You first need to download the [plugin~] archive (available here). Extract it where you like, and make sure the path to the extracted folder is known to Pd (Edit -> Preferences, and click New… to add a reference to the path).
Then you need to download the LADSPA plugins (the Pd external is only an interface, it won’t do anything if you don’t have any plugins installed). I suggest the TAP plugins, and those made by Steve Harris, but many more are available (see a list here). They can be installed with the following commands in Ubuntu (in a terminal):
<br /> sudo apt-get install tap-plugins<br /> sudo apt-get install swh-plugins<br />
The next step is to install the ladspa-sdk (sudo apt-get install ladspa-sdk). This is isn’t mandatory, but it comes with a command to list all the LADSPA plugins installed on your machine. You can save the list to a file like so (in a terminal):
<br /> listplugins > plugins.txt<br />
Once you’ve found an interesting plugin, you need to find it’s id. The Pd external doesn’t recognize the plugins by their full name (i.e. TAP Rotary Speaker), but by their id (i.e. tap_rotspeak). In the list generated above, this id can be found between parenthesis after the full name.

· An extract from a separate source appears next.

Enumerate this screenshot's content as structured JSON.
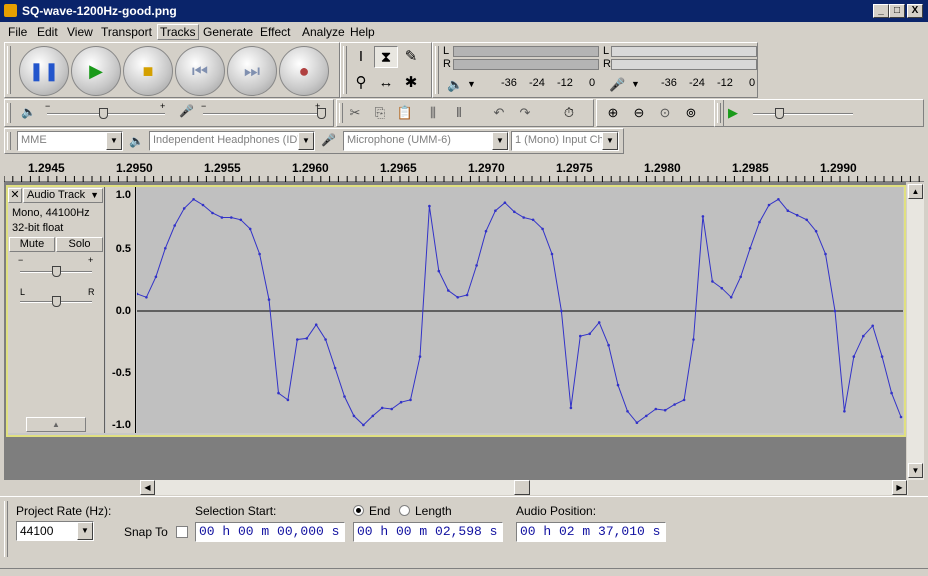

You should now be ready to use the [plugin~] external in a patch. In the example below, the TAP Rotary Speaker plugin is called by the external. Every time you instanciate [plugin~] with a different plugin name, it will automatically adapt its number of inlets and outlets. The leftmost outlet is always for control input only, the rest is for audio.
The one tricky thing about using this external is that the controls vary from one plugin to another. You thus have to send [info( to [plugin~] to get the details of the plugin you want to use. For instance, with the TAP Rotary Speaker plugin you’d get the following lines in the Pd console :
INFO: port in control Rotor Frequency [Hz] 0 30
INFO: port in control Horn Frequency [Hz] 0 30
INFO: port in control Mic Distance [%] 0 100
INFO: port in control Rotor/Horn Mix 0 1
INFO: port out control latency 0 9200
INFO: port in audio Input L 0 1
INFO: port in audio Input R 0 1
INFO: port out audio Output L 0 1
INFO: port out audio Output R 0 1
This means that you can use 4 different controls (the first 4 lines), using messages like [control #1 15( (for setting the frequency of the speaker -i.e. control number 1- at 15 Hz). You can use dollar signs in the messages to change the value using the Pd GUI (like the sliders in the example above).
That’s about it for LADSPA plugins in Pd. Keep in mind though that some (most ?) of them were not designed for real-time use, so the latency might be too high for use with a live input.
You can download the patch here. And of course, a sound sample :